Wait, actually it’s pretty much nighttime as I write this. Of course I had an amazing sleep the other night, because last night (err tonight?) I tossed and turned until 4:00 in the morning, and finally called it quits. Lucky for me, I have a fairly easy day schedule-wise, so I decided to get some work done now – and publish this post (and pin an incessant amount of paleo and gluten-free desserts that I want to try…ahem) with my online clients, and then I can nap later
For now, I’ll just power through and enjoy a nice little 5:00 a.m. breakfast!
This picture was actually from yesterday – as there’s absolutely no natural light right now that I could have taken that picture. But I’m having the same thing, minus the plain yogurt, plus coconut butter. I’m also sipping from my new Aries mug (which was in my care package from Florida –yay!)
Anyway, I think I’ve just got a lot on my mind lately, which I kind of unloaded to Kim about last night.
Speaking of – I had the pleasure of meeting up with Kim last night at this amazing martini bar and restaurant here in town. She and her husband go there religiously, so she introduced me to all the goodness that it had to offer. I didn’t even think to snap a single picture – we were literally chatter boxing it up the entire time – love) but I had an incredibly delicious (and incredibly dangerous) gin martini, we shared the most succulent plate of mussels and chorizo I’ve ever had, and the best part – I had the company of the lovely Kim. We spent a couple hours talking about Colorado, our histories, and well, beer. Kim and her husband know so much about beer, and she was able to tell me all everything I needed to know about the local breweries. Lots of fun Kim, we need to have a brewery date asap!
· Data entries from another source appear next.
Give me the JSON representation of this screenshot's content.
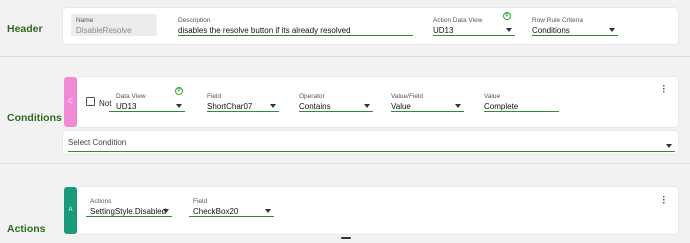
{
  "sections": {
    "header": "Header",
    "conditions": "Conditions",
    "actions": "Actions"
  },
  "header": {
    "name_label": "Name",
    "name_value": "DisableResolve",
    "description_label": "Description",
    "description_value": "disables the resolve button if its already resolved",
    "action_data_view_label": "Action Data View",
    "action_data_view_value": "UD13",
    "row_rule_criteria_label": "Row Rule Criteria",
    "row_rule_criteria_value": "Conditions",
    "badge": "P"
  },
  "condition": {
    "tab": "C",
    "not_label": "Not",
    "data_view_label": "Data View",
    "data_view_value": "UD13",
    "badge": "P",
    "field_label": "Field",
    "field_value": "ShortChar07",
    "operator_label": "Operator",
    "operator_value": "Contains",
    "value_field_label": "Value/Field",
    "value_field_value": "Value",
    "value_label": "Value",
    "value_value": "Complete",
    "select_condition_placeholder": "Select Condition"
  },
  "action": {
    "tab": "A",
    "actions_label": "Actions",
    "actions_value": "SettingStyle.Disabled",
    "field_label": "Field",
    "field_value": "CheckBox20"
  },
  "colors": {
    "accent_green": "#2e8b3a",
    "section_label": "#2e6b1f",
    "condition_tab": "#f08ad6",
    "action_tab": "#1a9a78"
  },
  "icons": [
    "chevron-down-icon",
    "kebab-menu-icon",
    "checkbox-icon",
    "info-badge-icon"
  ]
}
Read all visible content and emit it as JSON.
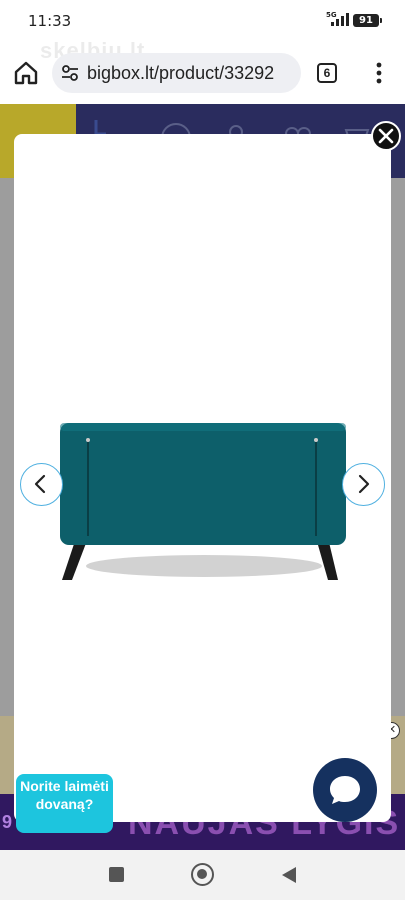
{
  "status_bar": {
    "time": "11:33",
    "network": "5G",
    "battery": "91"
  },
  "browser": {
    "watermark": "skelbiu.lt",
    "url": "bigbox.lt/product/33292",
    "tab_count": "6",
    "icons": [
      "home-icon",
      "site-settings-icon",
      "tab-switcher-icon",
      "more-vert-icon"
    ]
  },
  "background_page": {
    "banner_prefix": "9 S",
    "banner_text": "NAUJAS LYGIS"
  },
  "gallery": {
    "product_image": "teal-sofa-back-view",
    "product_color": "#0d5f6a",
    "icons": [
      "close-icon",
      "chevron-left-icon",
      "chevron-right-icon"
    ]
  },
  "widgets": {
    "promo_bubble": "Norite laimėti dovaną?",
    "chat_icon": "chat-bubble-icon",
    "accent_color": "#1dc5de",
    "chat_color": "#15315f"
  },
  "system_nav": {
    "icons": [
      "recent-apps-icon",
      "home-circle-icon",
      "back-triangle-icon"
    ]
  }
}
Then I came home worked on some training plans, and mindlessly (oops) munched on trail mix for the remainder of the night.
Can’t get enough of those dried cherries!
So today I want to talk about something that every solid resistance training program should have. A few months ago, several of clients signed up at the same time. This means that, with a week or so variance, I’m creating several new programs for these clients every 4-5 weeks, or utilizing…
Whether I’m training a client online, in person – and in my own training – I make sure to write a new program before the body is fully adapted to the current workout program. This is to keep the body stimulated and to avoid plateaus. What may have been working excellently for the past few weeks, might not be working so great now. In reality, the body is just doing its job of adapting to the stress that’s been put on it.
So now what?
Now it needs new stressors, or a new challenge or stimulus – through periodization. Through periodization, we change the training program to keep the body working hard.
How can you change the workout stimulus?
There are numerous criteria one can change in a fitness routine in order to place a new stimulus on the body. These criteria include, but are not limited to:
- Rep range
- Rest periods
- Exercise format, or order
By changing the criteria of the resistance training program through periodization, individuals will see greater results toward their goals. In fact, studies show that utilizing periodization produced double the results in % body fat loss, lean muscle gained, leg press strength increase, and bench press strength increase. That is reason enough to switch up the program you’re on every so often (but not too often.)
(ACE’s Integrated Fitness Training model)
Additionally, periodization keeps the workouts fresh, fun, and goal-oriented. Most importantly, it keeps boredom at bay.
When most people think of periodization, and switching up the program, they automatically think about resistance training. But it’s also important to periodize your cardiovascular workouts for the same reasons – to put a new stimulus on your body, so that it’s able to keep being challenge and progressing.
For example, if you’ve been using the treadmill for speed intervals for the past couple of months, it might be time to start incorporating some hills through incline. Or perhaps switching over to the stair climber for a new workout altogether.
So, when should you periodize your workouts?
Well, there’s really no one definitive answer here. Depending on your program, how your body specifically reacts – and adapts- to that program, and doing regular assessments can help determine this. However, periodization can be every 4-5 weeks, and up to every 12 weeks.
For my clients (both online and in the gym,) I typically do check-ins or assessments every 4-5 weeks. Then I determine if it’s time to switch programs, and the client usually is. For example, if they started on an anatomical adaptation program, after 4-5 weeks it might be time to switch to a strength program, and then an endurance program, and so on!
I’ll go ahead and stop there, because it just gets more confusing from here on out, and I don’t want to lose any of you guys from boredom
Oh, and perfect timing! It looks like the sun is beginning to make it’s way over to this side of the country, haha. But before I go, several readers have taken advantage of the January promotions I’m running for online personal training. Just a reminder that you can still take advantage of one of the four promotions I’m running (listed HERE) until January 14th!
Do you follow a program when you workout?
If so, how often do you switch up your program?